### TASK REQUIREMENTS
Return all the entries exactly. No pictures.

*** Begin section ***

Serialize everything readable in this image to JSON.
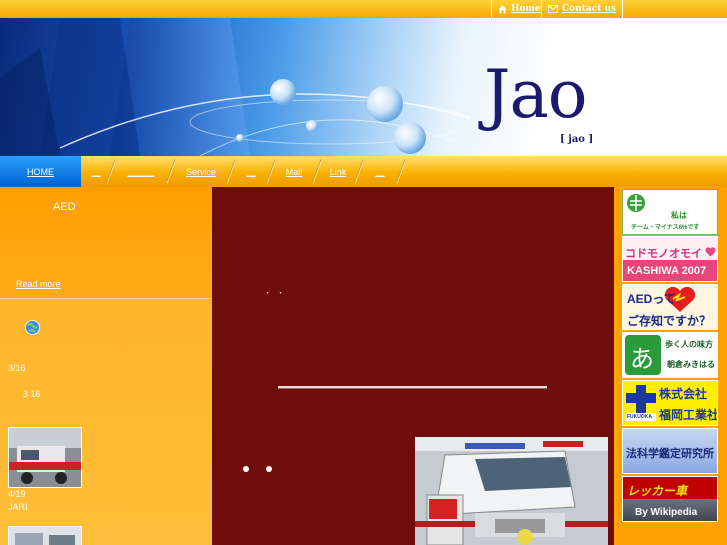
{
  "header": {
    "home_label": "Home",
    "contact_label": "Contact us",
    "brand": "Jao",
    "brand_sub": "[ jao ]"
  },
  "nav": {
    "items": [
      {
        "label": "HOME"
      },
      {
        "label": "＿"
      },
      {
        "label": "＿＿＿"
      },
      {
        "label": "Service"
      },
      {
        "label": "＿"
      },
      {
        "label": "Mail"
      },
      {
        "label": "Link"
      },
      {
        "label": "＿"
      }
    ]
  },
  "left": {
    "aed_title": "AED",
    "read_more": "Read more",
    "date1": "3/16",
    "date1_sub": "3 16",
    "date2": "4/19",
    "date2_sub": "JARI"
  },
  "center": {
    "dots_text": "・ ・"
  },
  "right": {
    "banners": [
      {
        "line1": "私は",
        "line2": "チーム・マイナス6%です"
      },
      {
        "line1": "コドモノオモイ",
        "line2": "KASHIWA 2007"
      },
      {
        "line1": "AEDって",
        "line2": "ご存知ですか？"
      },
      {
        "line1": "歩く人の味方",
        "line2": "朝倉みきはる",
        "glyph": "あ"
      },
      {
        "line1": "株式会社",
        "line2": "福岡工業社",
        "logo": "FUKUOKA"
      },
      {
        "line1": "法科学鑑定研究所"
      },
      {
        "line1": "レッカー車",
        "line2": "By Wikipedia"
      }
    ]
  },
  "colors": {
    "orange": "#ffa200",
    "maroon": "#6e0d0c",
    "navy_brand": "#1a1a6e",
    "nav_home_blue": "#0060d0"
  },
  "icons": [
    "house-icon",
    "mail-icon",
    "globe-icon",
    "heart-icon",
    "cross-icon"
  ]
}
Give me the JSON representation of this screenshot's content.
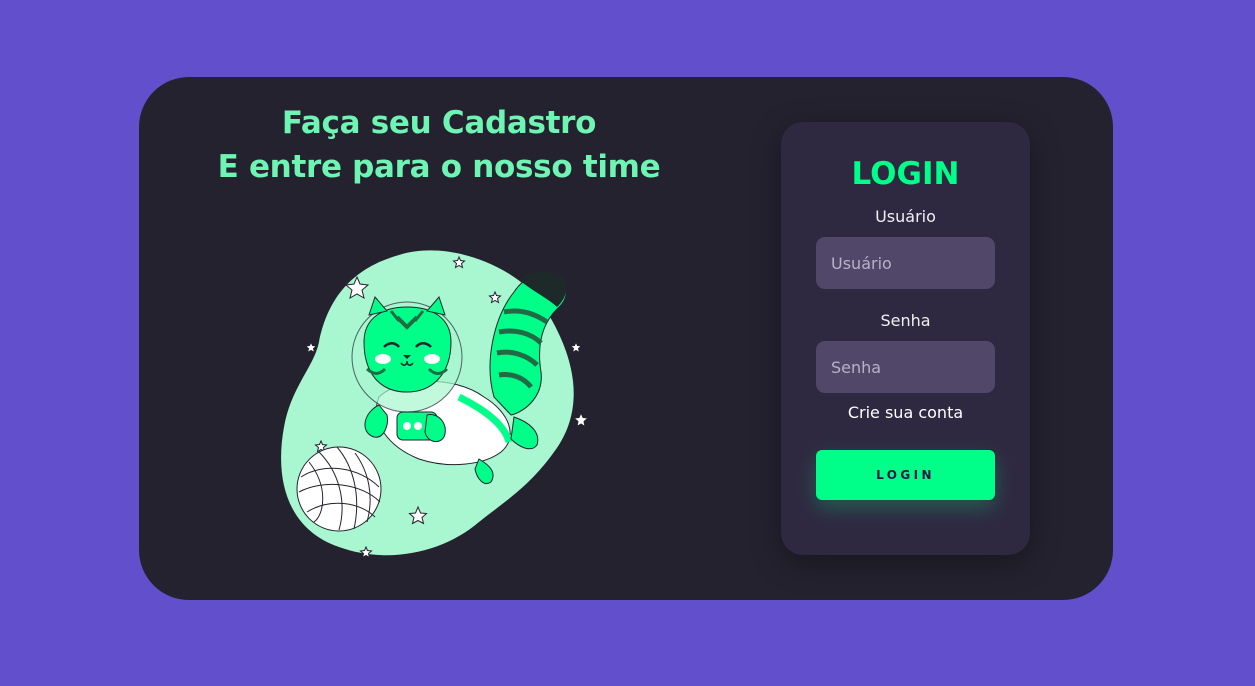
{
  "hero": {
    "line1": "Faça seu Cadastro",
    "line2": "E entre para o nosso time"
  },
  "illustration": {
    "icon": "astronaut-cat-illustration",
    "colors": {
      "blob": "#a8f7d0",
      "cat": "#00ff88",
      "stripes": "#1f6b46",
      "tail_tip": "#1e2a2a",
      "suit": "#ffffff"
    }
  },
  "login": {
    "title": "LOGIN",
    "username_label": "Usuário",
    "username_placeholder": "Usuário",
    "username_value": "",
    "password_label": "Senha",
    "password_placeholder": "Senha",
    "password_value": "",
    "signup_link": "Crie sua conta",
    "button_label": "LOGIN"
  },
  "colors": {
    "page_background": "#614fcb",
    "card_background": "#24222f",
    "panel_background": "#2f2841",
    "input_background": "#514869",
    "accent": "#00ff88",
    "headline": "#6ff5b3"
  }
}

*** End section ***

### SOLUTION
Serialize everything readable in this image to JSON.
{
  "header": {
    "home_label": "Home",
    "contact_label": "Contact us",
    "brand": "Jao",
    "brand_sub": "[ jao ]"
  },
  "nav": {
    "items": [
      {
        "label": "HOME"
      },
      {
        "label": "＿"
      },
      {
        "label": "＿＿＿"
      },
      {
        "label": "Service"
      },
      {
        "label": "＿"
      },
      {
        "label": "Mail"
      },
      {
        "label": "Link"
      },
      {
        "label": "＿"
      }
    ]
  },
  "left": {
    "aed_title": "AED",
    "read_more": "Read more",
    "date1": "3/16",
    "date1_sub": "3 16",
    "date2": "4/19",
    "date2_sub": "JARI"
  },
  "center": {
    "dots_text": "・ ・"
  },
  "right": {
    "banners": [
      {
        "line1": "私は",
        "line2": "チーム・マイナス6%です"
      },
      {
        "line1": "コドモノオモイ",
        "line2": "KASHIWA 2007"
      },
      {
        "line1": "AEDって",
        "line2": "ご存知ですか？"
      },
      {
        "line1": "歩く人の味方",
        "line2": "朝倉みきはる",
        "glyph": "あ"
      },
      {
        "line1": "株式会社",
        "line2": "福岡工業社",
        "logo": "FUKUOKA"
      },
      {
        "line1": "法科学鑑定研究所"
      },
      {
        "line1": "レッカー車",
        "line2": "By Wikipedia"
      }
    ]
  },
  "colors": {
    "orange": "#ffa200",
    "maroon": "#6e0d0c",
    "navy_brand": "#1a1a6e",
    "nav_home_blue": "#0060d0"
  },
  "icons": [
    "house-icon",
    "mail-icon",
    "globe-icon",
    "heart-icon",
    "cross-icon"
  ]
}
Give me the JSON representation of this screenshot's content.
{
  "hero": {
    "line1": "Faça seu Cadastro",
    "line2": "E entre para o nosso time"
  },
  "illustration": {
    "icon": "astronaut-cat-illustration",
    "colors": {
      "blob": "#a8f7d0",
      "cat": "#00ff88",
      "stripes": "#1f6b46",
      "tail_tip": "#1e2a2a",
      "suit": "#ffffff"
    }
  },
  "login": {
    "title": "LOGIN",
    "username_label": "Usuário",
    "username_placeholder": "Usuário",
    "username_value": "",
    "password_label": "Senha",
    "password_placeholder": "Senha",
    "password_value": "",
    "signup_link": "Crie sua conta",
    "button_label": "LOGIN"
  },
  "colors": {
    "page_background": "#614fcb",
    "card_background": "#24222f",
    "panel_background": "#2f2841",
    "input_background": "#514869",
    "accent": "#00ff88",
    "headline": "#6ff5b3"
  }
}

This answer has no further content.